Micah Morrison (View Bio)
Hardcover: HarperCollins, 1993.

The million-acre fire that raged in Yellowstone National Park during drought-stricken 1988 brought on a national debate over whether we should "let it burn" or "stop it now." Whether to fight wildfires or simply let the landscape undergo what some argue is the equally natural creative destruction of burning and renewal continues to be an environmental quandry that makes for strange political bedfellows. Micah Morrison's dramatic account of the fires that swept Yellowstone, and the politics around it, is a seminal guide to understanding environmental policy, federal land use management, and how bureaucracies struggle to deal with environmental complexity in the face of natural catastrophe.

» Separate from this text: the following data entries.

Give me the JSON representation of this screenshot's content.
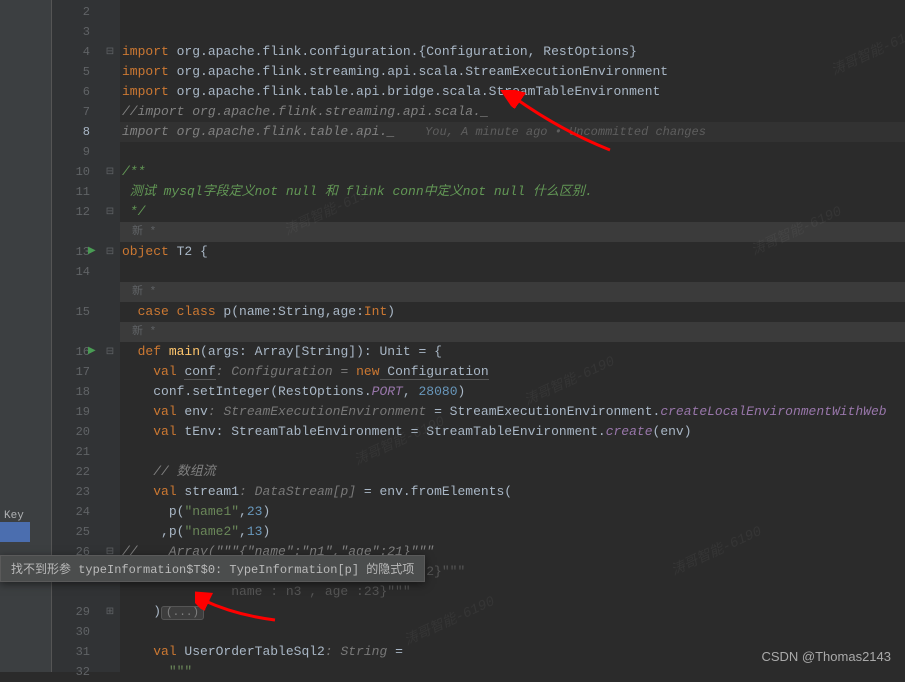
{
  "gutter": {
    "lines": [
      2,
      3,
      4,
      5,
      6,
      7,
      8,
      9,
      10,
      11,
      12,
      "",
      13,
      14,
      "",
      15,
      "",
      16,
      17,
      18,
      19,
      20,
      21,
      22,
      23,
      24,
      25,
      26,
      "",
      "",
      29,
      30,
      31,
      32
    ],
    "current": 8
  },
  "sidebar": {
    "tab": "Key"
  },
  "annotations": {
    "new": "新 *"
  },
  "code": {
    "l4_kw": "import",
    "l4_rest": " org.apache.flink.configuration.{Configuration, RestOptions}",
    "l5_kw": "import",
    "l5_rest": " org.apache.flink.streaming.api.scala.StreamExecutionEnvironment",
    "l6_kw": "import",
    "l6_rest": " org.apache.flink.table.api.bridge.scala.StreamTableEnvironment",
    "l7": "//import org.apache.flink.streaming.api.scala._",
    "l8": "import org.apache.flink.table.api._",
    "l8_lens": "You, A minute ago • Uncommitted changes",
    "l10": "/**",
    "l11_a": " 测试 ",
    "l11_b": "mysql字段定义not null",
    "l11_c": " 和 ",
    "l11_d": "flink conn中定义not null",
    "l11_e": " 什么区别.",
    "l12": " */",
    "l13_kw": "object",
    "l13_name": " T2 {",
    "l15_kw": "case class",
    "l15_a": " p(name:",
    "l15_t1": "String",
    "l15_b": ",age:",
    "l15_t2": "Int",
    "l15_c": ")",
    "l16_kw": "def ",
    "l16_fn": "main",
    "l16_a": "(args: Array[String]): ",
    "l16_t": "Unit",
    "l16_b": " = {",
    "l17_kw": "val ",
    "l17_v": "conf",
    "l17_a": ": Configuration = ",
    "l17_new": "new",
    "l17_b": " Configuration",
    "l18_a": "conf.setInteger(RestOptions.",
    "l18_p": "PORT",
    "l18_b": ", ",
    "l18_n": "28080",
    "l18_c": ")",
    "l19_kw": "val",
    "l19_a": " env",
    "l19_t": ": StreamExecutionEnvironment",
    "l19_b": " = StreamExecutionEnvironment.",
    "l19_m": "createLocalEnvironmentWithWeb",
    "l20_kw": "val",
    "l20_a": " tEnv: StreamTableEnvironment = StreamTableEnvironment.",
    "l20_m": "create",
    "l20_b": "(env)",
    "l22": "// 数组流",
    "l23_kw": "val",
    "l23_a": " stream1",
    "l23_t": ": DataStream[p]",
    "l23_b": " = env.fromElements(",
    "l24_a": "  p(",
    "l24_s": "\"name1\"",
    "l24_b": ",",
    "l24_n": "23",
    "l24_c": ")",
    "l25_a": " ,p(",
    "l25_s": "\"name2\"",
    "l25_b": ",",
    "l25_n": "13",
    "l25_c": ")",
    "l26": "//    Array(\"\"\"{\"name\":\"n1\",\"age\":21}\"\"\"",
    "l27_tail": "2}\"\"\"",
    "l28": "name : n3 , age :23}\"\"\"",
    "l29_a": ")",
    "l29_fold": "(...)",
    "l31_kw": "val",
    "l31_a": " UserOrderTableSql2",
    "l31_t": ": String",
    "l31_b": " =",
    "l32": "\"\"\""
  },
  "tooltip": "找不到形参 typeInformation$T$0: TypeInformation[p] 的隐式项",
  "watermark": "涛哥智能-6190",
  "csdn": "CSDN @Thomas2143"
}
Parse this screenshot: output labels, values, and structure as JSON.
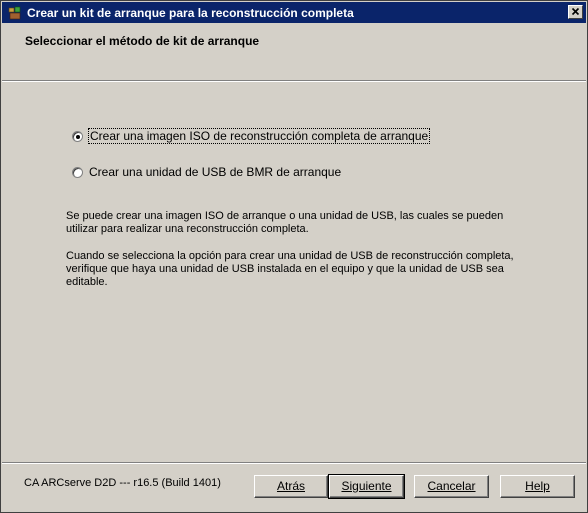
{
  "window": {
    "title": "Crear un kit de arranque para la reconstrucción completa",
    "icon": "app-icon",
    "close_icon": "close-icon"
  },
  "header": {
    "title": "Seleccionar el método de kit de arranque"
  },
  "options": [
    {
      "label": "Crear una imagen ISO de reconstrucción completa de arranque",
      "selected": true
    },
    {
      "label": "Crear una unidad de USB de BMR de arranque",
      "selected": false
    }
  ],
  "description": {
    "paragraph1_line1": "Se puede crear una imagen ISO de arranque o una unidad de USB, las cuales se pueden",
    "paragraph1_line2": "utilizar para realizar una reconstrucción completa.",
    "paragraph2_line1": "Cuando se selecciona la opción para crear una unidad de USB de reconstrucción completa,",
    "paragraph2_line2": "verifique que haya una unidad de USB instalada en el equipo y que la unidad de USB sea",
    "paragraph2_line3": "editable."
  },
  "footer": {
    "version": "CA ARCserve D2D --- r16.5 (Build 1401)",
    "back_label": "Atrás",
    "next_label": "Siguiente",
    "cancel_label": "Cancelar",
    "help_label": "Help"
  }
}
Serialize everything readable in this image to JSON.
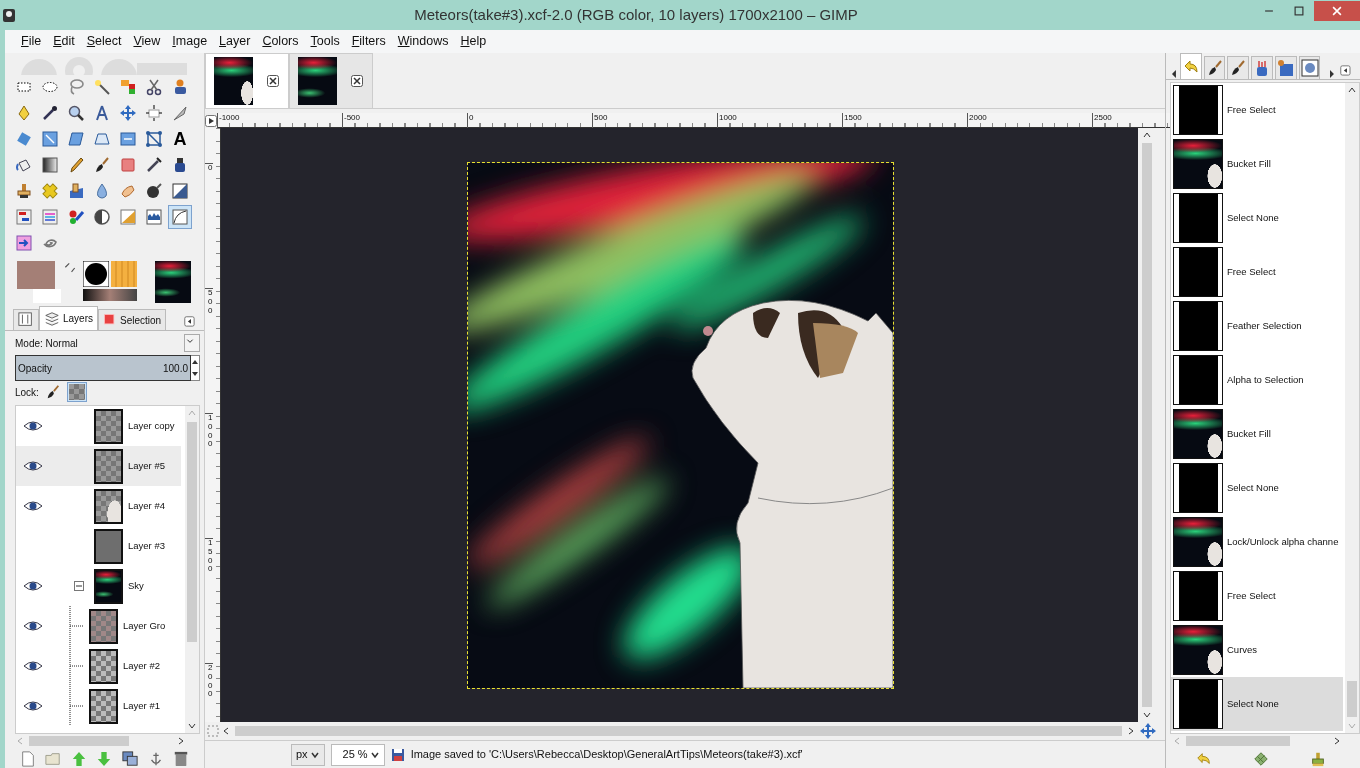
{
  "window": {
    "title": "Meteors(take#3).xcf-2.0 (RGB color, 10 layers) 1700x2100 – GIMP"
  },
  "menu": [
    "File",
    "Edit",
    "Select",
    "View",
    "Image",
    "Layer",
    "Colors",
    "Tools",
    "Filters",
    "Windows",
    "Help"
  ],
  "toolbox": {
    "tools": [
      {
        "kind": "rect",
        "selected": false
      },
      {
        "kind": "ellipse",
        "selected": false
      },
      {
        "kind": "lasso",
        "selected": false
      },
      {
        "kind": "wand",
        "selected": false
      },
      {
        "kind": "colorsel",
        "selected": false
      },
      {
        "kind": "scissors",
        "selected": false
      },
      {
        "kind": "fgsel",
        "selected": false
      },
      {
        "kind": "paths",
        "selected": false
      },
      {
        "kind": "picker",
        "selected": false
      },
      {
        "kind": "zoom",
        "selected": false
      },
      {
        "kind": "measure",
        "selected": false
      },
      {
        "kind": "move",
        "selected": false
      },
      {
        "kind": "align",
        "selected": false
      },
      {
        "kind": "crop",
        "selected": false
      },
      {
        "kind": "rotate",
        "selected": false
      },
      {
        "kind": "scale",
        "selected": false
      },
      {
        "kind": "shear",
        "selected": false
      },
      {
        "kind": "perspective",
        "selected": false
      },
      {
        "kind": "flip",
        "selected": false
      },
      {
        "kind": "cage",
        "selected": false
      },
      {
        "kind": "text",
        "glyph": "A",
        "selected": false
      },
      {
        "kind": "bucket",
        "selected": false
      },
      {
        "kind": "gradient",
        "selected": false
      },
      {
        "kind": "pencil",
        "selected": false
      },
      {
        "kind": "brush",
        "selected": false
      },
      {
        "kind": "eraser",
        "selected": false
      },
      {
        "kind": "airbrush",
        "selected": false
      },
      {
        "kind": "ink",
        "selected": false
      },
      {
        "kind": "clone",
        "selected": false
      },
      {
        "kind": "heal",
        "selected": false
      },
      {
        "kind": "pclone",
        "selected": false
      },
      {
        "kind": "blur",
        "selected": false
      },
      {
        "kind": "smudge",
        "selected": false
      },
      {
        "kind": "dodge",
        "selected": false
      },
      {
        "kind": "halfsquare",
        "selected": false
      },
      {
        "kind": "balance",
        "selected": false
      },
      {
        "kind": "hue",
        "selected": false
      },
      {
        "kind": "colorize",
        "selected": false
      },
      {
        "kind": "brightness",
        "selected": false
      },
      {
        "kind": "threshold",
        "selected": false
      },
      {
        "kind": "levels",
        "selected": false
      },
      {
        "kind": "curves",
        "selected": true
      },
      {
        "kind": "posterize",
        "selected": false
      },
      {
        "kind": "desaturate",
        "selected": false
      }
    ],
    "foreground": {
      "color": "#a47f76"
    },
    "background": {
      "color": "#ffffff"
    }
  },
  "image_tabs": [
    {
      "kind": "art",
      "selected": true
    },
    {
      "kind": "sky",
      "selected": false
    }
  ],
  "rulers": {
    "horizontal": [
      "-1000",
      "-500",
      "0",
      "500",
      "1000",
      "1500",
      "2000",
      "2500"
    ],
    "vertical": [
      "0",
      "500",
      "1000",
      "1500",
      "2000"
    ]
  },
  "layers_dock": {
    "tabs": [
      {
        "kind": "icon",
        "selected": false
      },
      {
        "kind": "layers",
        "label": "Layers",
        "selected": true
      },
      {
        "kind": "selection",
        "label": "Selection",
        "selected": false
      }
    ],
    "mode": "Mode: Normal",
    "opacity": {
      "label": "Opacity",
      "value": "100.0",
      "level": 1
    },
    "lock": {
      "label": "Lock:",
      "pixels": false,
      "alpha": true
    },
    "layers": [
      {
        "name": "Layer copy",
        "kind": "checker",
        "visible": true,
        "selected": false
      },
      {
        "name": "Layer #5",
        "kind": "checker",
        "visible": true,
        "selected": true
      },
      {
        "name": "Layer #4",
        "kind": "figure",
        "visible": true,
        "selected": false
      },
      {
        "name": "Layer #3",
        "kind": "gray",
        "visible": false,
        "selected": false
      },
      {
        "name": "Sky",
        "kind": "sky",
        "visible": true,
        "selected": false,
        "expanded": true,
        "children": [
          {
            "name": "Layer Gro",
            "kind": "tint",
            "visible": true,
            "selected": false
          },
          {
            "name": "Layer #2",
            "kind": "streaks",
            "visible": true,
            "selected": false
          },
          {
            "name": "Layer #1",
            "kind": "streaks",
            "visible": true,
            "selected": false
          }
        ]
      }
    ]
  },
  "history_dock": {
    "tabs": [
      {
        "kind": "undo",
        "selected": true
      },
      {
        "kind": "brush",
        "selected": false
      },
      {
        "kind": "brush",
        "selected": false
      },
      {
        "kind": "cup",
        "selected": false
      },
      {
        "kind": "pattern",
        "selected": false
      },
      {
        "kind": "picture",
        "selected": false
      }
    ],
    "items": [
      {
        "label": "Free Select",
        "kind": "dark",
        "selected": false
      },
      {
        "label": "Bucket Fill",
        "kind": "art",
        "selected": false
      },
      {
        "label": "Select None",
        "kind": "dark",
        "selected": false
      },
      {
        "label": "Free Select",
        "kind": "dark",
        "selected": false
      },
      {
        "label": "Feather Selection",
        "kind": "dark",
        "selected": false
      },
      {
        "label": "Alpha to Selection",
        "kind": "dark",
        "selected": false
      },
      {
        "label": "Bucket Fill",
        "kind": "art",
        "selected": false
      },
      {
        "label": "Select None",
        "kind": "dark",
        "selected": false
      },
      {
        "label": "Lock/Unlock alpha channe",
        "kind": "art",
        "selected": false
      },
      {
        "label": "Free Select",
        "kind": "dark",
        "selected": false
      },
      {
        "label": "Curves",
        "kind": "art",
        "selected": false
      },
      {
        "label": "Select None",
        "kind": "dark",
        "selected": true
      }
    ]
  },
  "status": {
    "unit": "px",
    "zoom": "25 %",
    "message": "Image saved to 'C:\\Users\\Rebecca\\Desktop\\GeneralArtTips\\Meteors(take#3).xcf'"
  }
}
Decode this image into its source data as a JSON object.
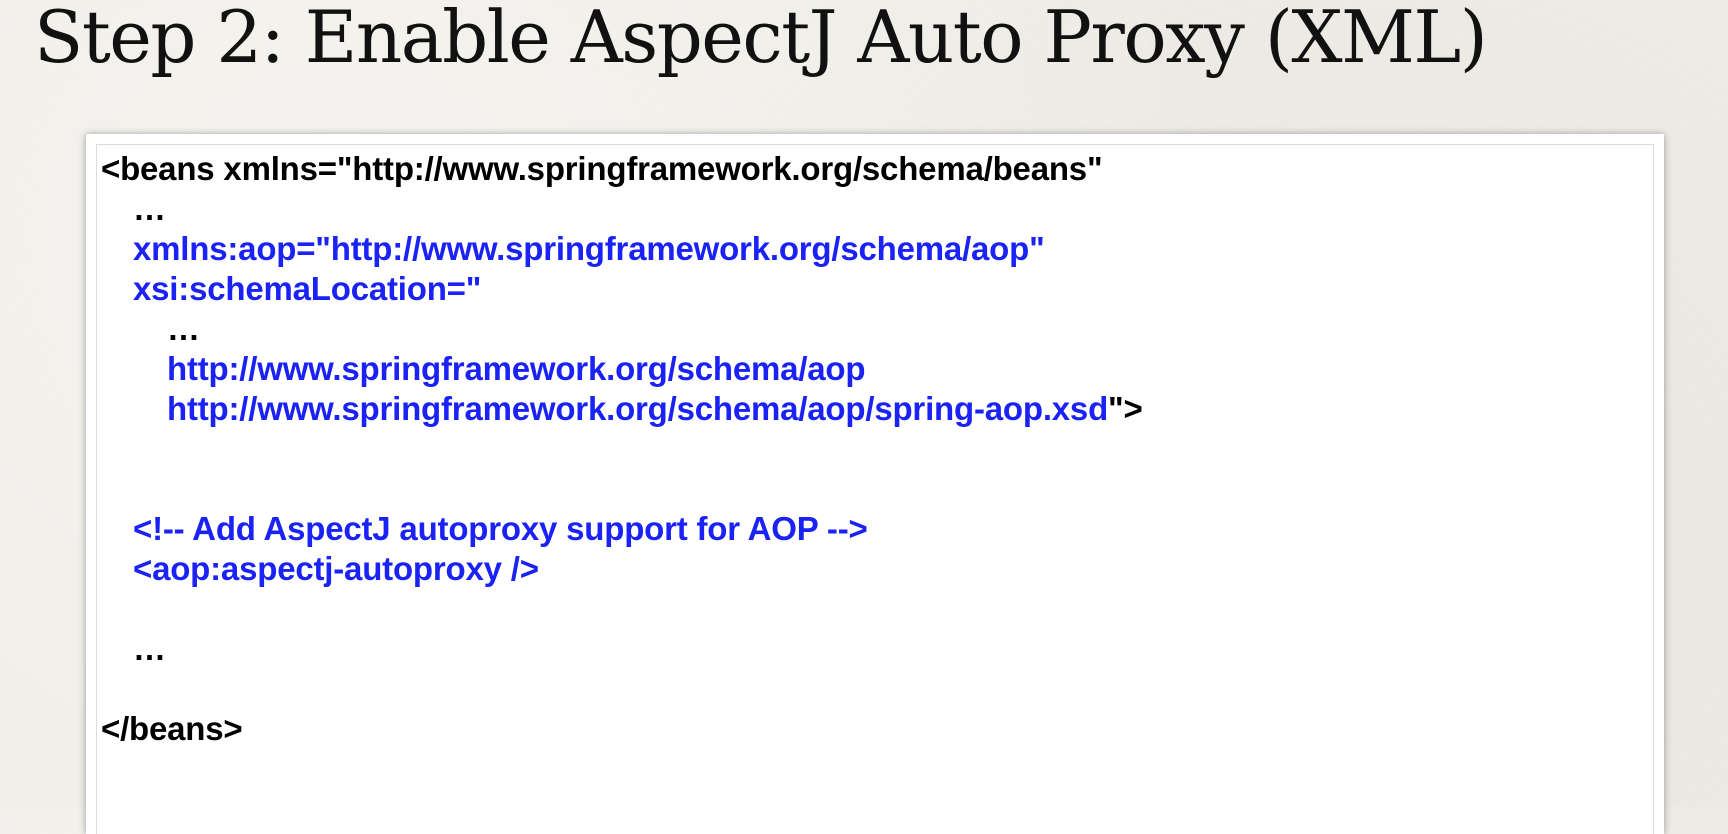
{
  "title": "Step 2: Enable AspectJ Auto Proxy (XML)",
  "colors": {
    "markup": "#000000",
    "highlight": "#1a22f5",
    "background": "#efede7",
    "card": "#ffffff"
  },
  "code": {
    "beans_open": "<beans xmlns=\"http://www.springframework.org/schema/beans\"",
    "ellipsis_1": "…",
    "xmlns_aop": "xmlns:aop=\"http://www.springframework.org/schema/aop\"",
    "schema_location": "xsi:schemaLocation=\"",
    "ellipsis_2": "…",
    "aop_schema_url": "http://www.springframework.org/schema/aop",
    "aop_xsd_url": "http://www.springframework.org/schema/aop/spring-aop.xsd",
    "tag_close": "\">",
    "comment": "<!-- Add AspectJ autoproxy support for AOP -->",
    "autoproxy_tag": "<aop:aspectj-autoproxy />",
    "ellipsis_3": "…",
    "beans_close": "</beans>"
  }
}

"With one eye cocked for high drama, the other for any hint of bureaucratic bungling, Morrison tells in fascinating detail the story of Yellowstone's 1988 firestorm. The summer of 1988 was a mean fire season. Big-time blazes were fought all across the country, but it was Yellowstone's million-acre incineration that caught the public's eye. Some viewed the conflagration as one of nature's great events and hailed the park's ‘natural burn' policy as a sensible response to nature's mysterious, sometimes scary, ways. But others disagreed, finding that policy to be a bone-headed approach without ecological merit or economic common sense. Morrison doesn't choose sides in this debate; he's more interested in the various snafus, mixed signals, reversals, and downright flimflammery that marked the handling of the fires. Confusion and cross-purpose reigned: The mission of the Forest Service clashed with that of the Park Service; there were manifold, antagonistic, uncoordinated levels of command; from the beginning, communication difficulties between the command structures, the press, and the public were evident; and firefighters had to contend with dwindling resources in the face of increased fire severity. Engaging as these facts may be, though, the real excitement of Morrison's report lies in his profiles of the fires--mischievous, multiple-personality characters full of nasty surprises. From the fires' first lazy hours right through the white-knuckle days of August when the flames threatened gateway communities, the author serves up a thrilling, blow-by-blow account of the wildfire. A suspenseful confrontation between a roaring inferno and an elephantine bureaucracy, in which everyone gets burned." — Kirkus Reviews